Moontrap – Not to be confused with Roland Emmerich’s Moon 44, this 1989 sci-fi flick sees Walter Koenig and Bruce Cambell encountering aliens on the moon, so how can you resist?

Christmas Evil – A mentally disturbed man believes he’s the real Santa Claus, and doles out what he considers to be appropriate just desserts to the naughty and the nice. From 1980, it’s less of a slasher flick than many of its brethren, with notes of dark comedy and psychological horror. Oh, and it stars Fiona Apple’s dad.

The Dirt Bike Kid – Ralphie from A Christmas Story gets a flying bike, and he doesn’t even need E.T. to do it. The rest writes itself.

The Cabinet of Dr. Caligari – Classic German horror from the silent era, with uniquely surreal art direction, about a carney and his mysterious sleepwalking, psychic assistant (who may both only exist in the mind of a mental patient; heady stuff for a 1920 movie). Many, many horror films that have come since owe the movie a huge debt and I can’t wait to finally check it out in its entirety on Blu.

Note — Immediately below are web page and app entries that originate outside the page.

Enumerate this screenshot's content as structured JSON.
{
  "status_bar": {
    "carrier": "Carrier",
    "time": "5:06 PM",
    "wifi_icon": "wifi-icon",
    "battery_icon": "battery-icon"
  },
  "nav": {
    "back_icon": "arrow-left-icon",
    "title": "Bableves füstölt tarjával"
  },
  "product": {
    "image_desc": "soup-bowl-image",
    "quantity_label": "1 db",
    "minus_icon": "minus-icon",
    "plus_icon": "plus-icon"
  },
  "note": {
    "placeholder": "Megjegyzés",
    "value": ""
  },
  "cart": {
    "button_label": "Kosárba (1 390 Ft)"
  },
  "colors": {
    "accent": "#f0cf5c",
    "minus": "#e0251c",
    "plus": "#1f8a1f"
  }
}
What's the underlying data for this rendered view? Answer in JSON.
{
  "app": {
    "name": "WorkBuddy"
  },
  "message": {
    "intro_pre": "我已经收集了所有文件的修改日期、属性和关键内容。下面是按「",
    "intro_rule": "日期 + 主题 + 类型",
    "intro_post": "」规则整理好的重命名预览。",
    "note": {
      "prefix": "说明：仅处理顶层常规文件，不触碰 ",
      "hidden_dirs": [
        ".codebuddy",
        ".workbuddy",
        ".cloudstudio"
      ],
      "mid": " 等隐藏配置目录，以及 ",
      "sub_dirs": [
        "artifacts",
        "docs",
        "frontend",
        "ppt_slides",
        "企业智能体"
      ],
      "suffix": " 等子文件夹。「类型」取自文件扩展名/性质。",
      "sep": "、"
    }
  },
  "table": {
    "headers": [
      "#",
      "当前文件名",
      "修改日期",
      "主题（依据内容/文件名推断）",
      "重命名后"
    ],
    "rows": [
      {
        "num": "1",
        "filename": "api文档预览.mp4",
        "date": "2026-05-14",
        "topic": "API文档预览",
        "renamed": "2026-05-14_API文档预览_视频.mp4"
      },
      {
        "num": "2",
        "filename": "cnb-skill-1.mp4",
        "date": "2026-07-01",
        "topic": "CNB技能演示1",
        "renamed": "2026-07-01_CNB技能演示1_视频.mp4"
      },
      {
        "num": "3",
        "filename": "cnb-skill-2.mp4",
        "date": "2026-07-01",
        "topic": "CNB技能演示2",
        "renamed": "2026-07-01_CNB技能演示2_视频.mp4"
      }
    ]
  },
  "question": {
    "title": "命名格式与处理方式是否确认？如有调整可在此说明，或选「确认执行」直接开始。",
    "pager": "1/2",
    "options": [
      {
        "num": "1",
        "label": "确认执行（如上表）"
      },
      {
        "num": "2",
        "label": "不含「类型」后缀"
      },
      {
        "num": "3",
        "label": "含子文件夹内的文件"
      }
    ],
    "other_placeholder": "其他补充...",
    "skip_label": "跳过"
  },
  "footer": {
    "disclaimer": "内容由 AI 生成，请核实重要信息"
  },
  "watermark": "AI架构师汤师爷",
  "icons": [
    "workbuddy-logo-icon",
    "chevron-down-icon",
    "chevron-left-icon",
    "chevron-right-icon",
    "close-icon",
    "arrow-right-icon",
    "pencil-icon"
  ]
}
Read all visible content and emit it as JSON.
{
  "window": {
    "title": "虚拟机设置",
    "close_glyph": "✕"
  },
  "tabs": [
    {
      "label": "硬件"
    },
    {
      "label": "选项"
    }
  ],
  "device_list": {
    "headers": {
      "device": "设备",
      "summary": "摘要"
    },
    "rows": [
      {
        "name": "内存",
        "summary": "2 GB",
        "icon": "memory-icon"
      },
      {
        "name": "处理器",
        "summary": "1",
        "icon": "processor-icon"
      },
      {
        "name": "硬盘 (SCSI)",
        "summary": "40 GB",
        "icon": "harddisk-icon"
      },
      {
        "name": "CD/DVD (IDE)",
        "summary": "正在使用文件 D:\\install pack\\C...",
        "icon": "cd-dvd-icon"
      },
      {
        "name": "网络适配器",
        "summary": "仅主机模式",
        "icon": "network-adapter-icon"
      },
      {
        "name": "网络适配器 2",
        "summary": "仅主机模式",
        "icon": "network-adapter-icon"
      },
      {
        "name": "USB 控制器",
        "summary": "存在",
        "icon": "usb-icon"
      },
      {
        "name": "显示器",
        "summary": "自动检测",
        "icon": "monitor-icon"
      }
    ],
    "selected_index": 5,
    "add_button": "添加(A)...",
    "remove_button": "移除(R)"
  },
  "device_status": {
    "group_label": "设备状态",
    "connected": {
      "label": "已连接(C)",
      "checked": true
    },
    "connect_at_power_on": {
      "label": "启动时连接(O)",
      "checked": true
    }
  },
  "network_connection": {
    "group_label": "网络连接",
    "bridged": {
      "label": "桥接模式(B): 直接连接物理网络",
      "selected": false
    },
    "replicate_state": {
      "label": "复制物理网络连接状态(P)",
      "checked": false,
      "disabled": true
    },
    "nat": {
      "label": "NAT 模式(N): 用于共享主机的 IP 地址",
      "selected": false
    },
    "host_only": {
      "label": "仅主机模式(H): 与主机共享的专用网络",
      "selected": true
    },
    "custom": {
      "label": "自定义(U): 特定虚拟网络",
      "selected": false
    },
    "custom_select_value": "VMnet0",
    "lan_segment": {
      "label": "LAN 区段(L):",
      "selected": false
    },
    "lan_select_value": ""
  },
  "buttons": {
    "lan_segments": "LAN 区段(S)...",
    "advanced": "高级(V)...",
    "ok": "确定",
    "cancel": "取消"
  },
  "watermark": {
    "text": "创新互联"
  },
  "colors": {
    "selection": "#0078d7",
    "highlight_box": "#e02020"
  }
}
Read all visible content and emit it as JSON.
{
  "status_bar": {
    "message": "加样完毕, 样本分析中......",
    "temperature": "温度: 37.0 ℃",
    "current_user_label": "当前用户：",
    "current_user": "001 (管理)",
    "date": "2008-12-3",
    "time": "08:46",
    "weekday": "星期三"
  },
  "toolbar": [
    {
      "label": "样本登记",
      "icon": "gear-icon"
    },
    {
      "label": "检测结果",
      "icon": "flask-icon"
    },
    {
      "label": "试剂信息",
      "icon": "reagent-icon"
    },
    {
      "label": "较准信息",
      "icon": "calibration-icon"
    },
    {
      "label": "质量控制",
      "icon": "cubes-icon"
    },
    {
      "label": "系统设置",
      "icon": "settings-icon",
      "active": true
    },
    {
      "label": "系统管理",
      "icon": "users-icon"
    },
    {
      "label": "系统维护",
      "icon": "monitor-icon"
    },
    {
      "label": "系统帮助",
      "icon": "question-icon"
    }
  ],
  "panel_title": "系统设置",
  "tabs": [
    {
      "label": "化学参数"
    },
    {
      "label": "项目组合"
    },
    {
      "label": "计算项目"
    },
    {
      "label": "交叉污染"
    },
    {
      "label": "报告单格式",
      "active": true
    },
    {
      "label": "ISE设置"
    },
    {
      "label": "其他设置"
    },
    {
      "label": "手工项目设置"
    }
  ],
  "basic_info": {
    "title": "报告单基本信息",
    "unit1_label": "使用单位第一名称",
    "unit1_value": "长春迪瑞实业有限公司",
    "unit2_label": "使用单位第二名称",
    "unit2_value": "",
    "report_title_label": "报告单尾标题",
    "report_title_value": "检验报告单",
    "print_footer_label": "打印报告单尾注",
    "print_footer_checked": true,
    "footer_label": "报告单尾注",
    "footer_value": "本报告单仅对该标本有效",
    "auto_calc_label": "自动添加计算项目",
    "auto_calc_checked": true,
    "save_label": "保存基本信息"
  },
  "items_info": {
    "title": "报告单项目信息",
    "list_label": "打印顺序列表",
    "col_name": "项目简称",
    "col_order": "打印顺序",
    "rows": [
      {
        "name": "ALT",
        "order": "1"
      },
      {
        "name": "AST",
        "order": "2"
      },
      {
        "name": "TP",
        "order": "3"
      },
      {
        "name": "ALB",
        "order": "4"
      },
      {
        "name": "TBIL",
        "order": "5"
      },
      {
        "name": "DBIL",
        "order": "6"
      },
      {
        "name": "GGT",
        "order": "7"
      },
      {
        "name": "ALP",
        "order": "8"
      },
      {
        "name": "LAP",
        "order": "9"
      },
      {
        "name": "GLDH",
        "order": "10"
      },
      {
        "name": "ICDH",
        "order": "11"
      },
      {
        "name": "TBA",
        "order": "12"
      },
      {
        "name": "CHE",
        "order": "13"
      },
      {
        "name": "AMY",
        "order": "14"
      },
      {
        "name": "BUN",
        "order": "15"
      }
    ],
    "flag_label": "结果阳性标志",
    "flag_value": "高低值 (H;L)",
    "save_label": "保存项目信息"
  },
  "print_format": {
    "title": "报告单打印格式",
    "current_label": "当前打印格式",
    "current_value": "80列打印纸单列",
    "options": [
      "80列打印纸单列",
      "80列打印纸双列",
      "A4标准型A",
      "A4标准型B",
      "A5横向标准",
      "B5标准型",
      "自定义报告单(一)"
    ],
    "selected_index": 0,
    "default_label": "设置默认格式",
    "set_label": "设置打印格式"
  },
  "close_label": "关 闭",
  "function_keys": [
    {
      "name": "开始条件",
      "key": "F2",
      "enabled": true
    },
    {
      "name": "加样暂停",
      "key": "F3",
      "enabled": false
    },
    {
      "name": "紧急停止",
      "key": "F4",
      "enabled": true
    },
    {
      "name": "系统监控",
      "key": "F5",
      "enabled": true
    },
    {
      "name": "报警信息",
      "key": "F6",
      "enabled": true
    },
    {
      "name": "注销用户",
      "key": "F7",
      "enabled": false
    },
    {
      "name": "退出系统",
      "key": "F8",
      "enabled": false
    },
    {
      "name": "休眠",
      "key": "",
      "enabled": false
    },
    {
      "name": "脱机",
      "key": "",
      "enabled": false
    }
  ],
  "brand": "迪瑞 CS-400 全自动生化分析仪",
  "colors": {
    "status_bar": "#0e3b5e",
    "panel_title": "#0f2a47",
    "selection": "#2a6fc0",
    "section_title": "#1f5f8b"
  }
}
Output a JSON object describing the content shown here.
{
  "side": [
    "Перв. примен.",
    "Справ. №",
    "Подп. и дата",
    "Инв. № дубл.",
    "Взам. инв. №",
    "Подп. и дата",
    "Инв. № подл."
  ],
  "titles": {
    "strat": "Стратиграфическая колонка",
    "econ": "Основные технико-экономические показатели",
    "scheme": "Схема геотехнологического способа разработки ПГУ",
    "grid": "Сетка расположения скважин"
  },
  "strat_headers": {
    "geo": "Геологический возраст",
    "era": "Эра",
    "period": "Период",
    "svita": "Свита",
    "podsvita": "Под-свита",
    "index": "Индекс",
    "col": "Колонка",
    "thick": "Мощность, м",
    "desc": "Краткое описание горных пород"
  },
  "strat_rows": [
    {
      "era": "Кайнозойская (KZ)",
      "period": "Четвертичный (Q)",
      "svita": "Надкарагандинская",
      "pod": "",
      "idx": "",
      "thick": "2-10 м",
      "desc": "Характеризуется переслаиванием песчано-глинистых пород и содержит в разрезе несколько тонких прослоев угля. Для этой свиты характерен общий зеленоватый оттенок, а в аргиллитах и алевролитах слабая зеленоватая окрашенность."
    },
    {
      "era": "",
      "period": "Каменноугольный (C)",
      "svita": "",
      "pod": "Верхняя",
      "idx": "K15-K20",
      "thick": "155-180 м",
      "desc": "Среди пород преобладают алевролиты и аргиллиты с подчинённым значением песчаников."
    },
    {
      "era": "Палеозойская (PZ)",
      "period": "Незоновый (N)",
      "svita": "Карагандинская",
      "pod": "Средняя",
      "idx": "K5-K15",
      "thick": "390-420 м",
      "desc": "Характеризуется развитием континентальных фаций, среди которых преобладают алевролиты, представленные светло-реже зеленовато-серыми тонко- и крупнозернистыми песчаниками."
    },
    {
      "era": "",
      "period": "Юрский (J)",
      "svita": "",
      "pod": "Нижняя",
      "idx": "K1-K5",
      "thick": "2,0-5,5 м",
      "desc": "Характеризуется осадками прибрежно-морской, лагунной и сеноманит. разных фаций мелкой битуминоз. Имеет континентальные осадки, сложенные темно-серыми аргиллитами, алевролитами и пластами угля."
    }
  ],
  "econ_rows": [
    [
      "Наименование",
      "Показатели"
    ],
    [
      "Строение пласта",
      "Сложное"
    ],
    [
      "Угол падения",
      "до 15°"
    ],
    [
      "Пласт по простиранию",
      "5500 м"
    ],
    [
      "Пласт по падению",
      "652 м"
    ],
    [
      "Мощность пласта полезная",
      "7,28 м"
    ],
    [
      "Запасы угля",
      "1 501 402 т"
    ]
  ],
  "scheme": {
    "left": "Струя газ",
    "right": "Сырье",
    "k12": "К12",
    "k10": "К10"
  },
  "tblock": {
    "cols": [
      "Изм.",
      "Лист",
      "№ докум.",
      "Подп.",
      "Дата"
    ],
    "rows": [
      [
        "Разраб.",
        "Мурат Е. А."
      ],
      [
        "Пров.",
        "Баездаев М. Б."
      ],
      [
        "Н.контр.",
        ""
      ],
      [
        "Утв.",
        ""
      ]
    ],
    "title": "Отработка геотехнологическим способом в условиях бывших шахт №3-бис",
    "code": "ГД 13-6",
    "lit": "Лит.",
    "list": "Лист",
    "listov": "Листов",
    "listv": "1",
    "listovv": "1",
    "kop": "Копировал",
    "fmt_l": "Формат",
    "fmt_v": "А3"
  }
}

The Bubble – Before The Simpsons Movie or Under the Dome, there was The Bubble, an early single-strip 3D movie about a strange town trapped in…well, the title says it. Probably best watched on a 3D TV, as they’ve taken pains to restore all the “Space Vision” effects.

Trancers – Charles Band’s take on The Terminator has a future cop – Tim Thomerson IS “Jack Deth” – and crook chasing each other around ’80s Los Angeles, with punk rocker Helen Hunt caught in the crossfire. Why have I not seen this?

Those are my picks today. What more can you suggest?

About Author

Luke Y. Thompson has been writing professionally about movies and pop-culture since 1999, and has also been an actor in some extremely cheap culty and horror movies you will probably never hear much about (he is nonetheless mostly proud of them, as he met his wife on one). As editor of The Robot's Voice since 2012, he can take the blame for the majority of the site's content, all of which he creates because he loves you very, very much. (Although he loves nachos more. Sorry.) Prior to TRV, Luke wrote for publications that include the New Times LA, Los Angeles CityBeat, E! Online, OC Weekly, Geekweek, GeekChicDaily, The L.A. Times, The Village Voice, LA Weekly, and Nerdist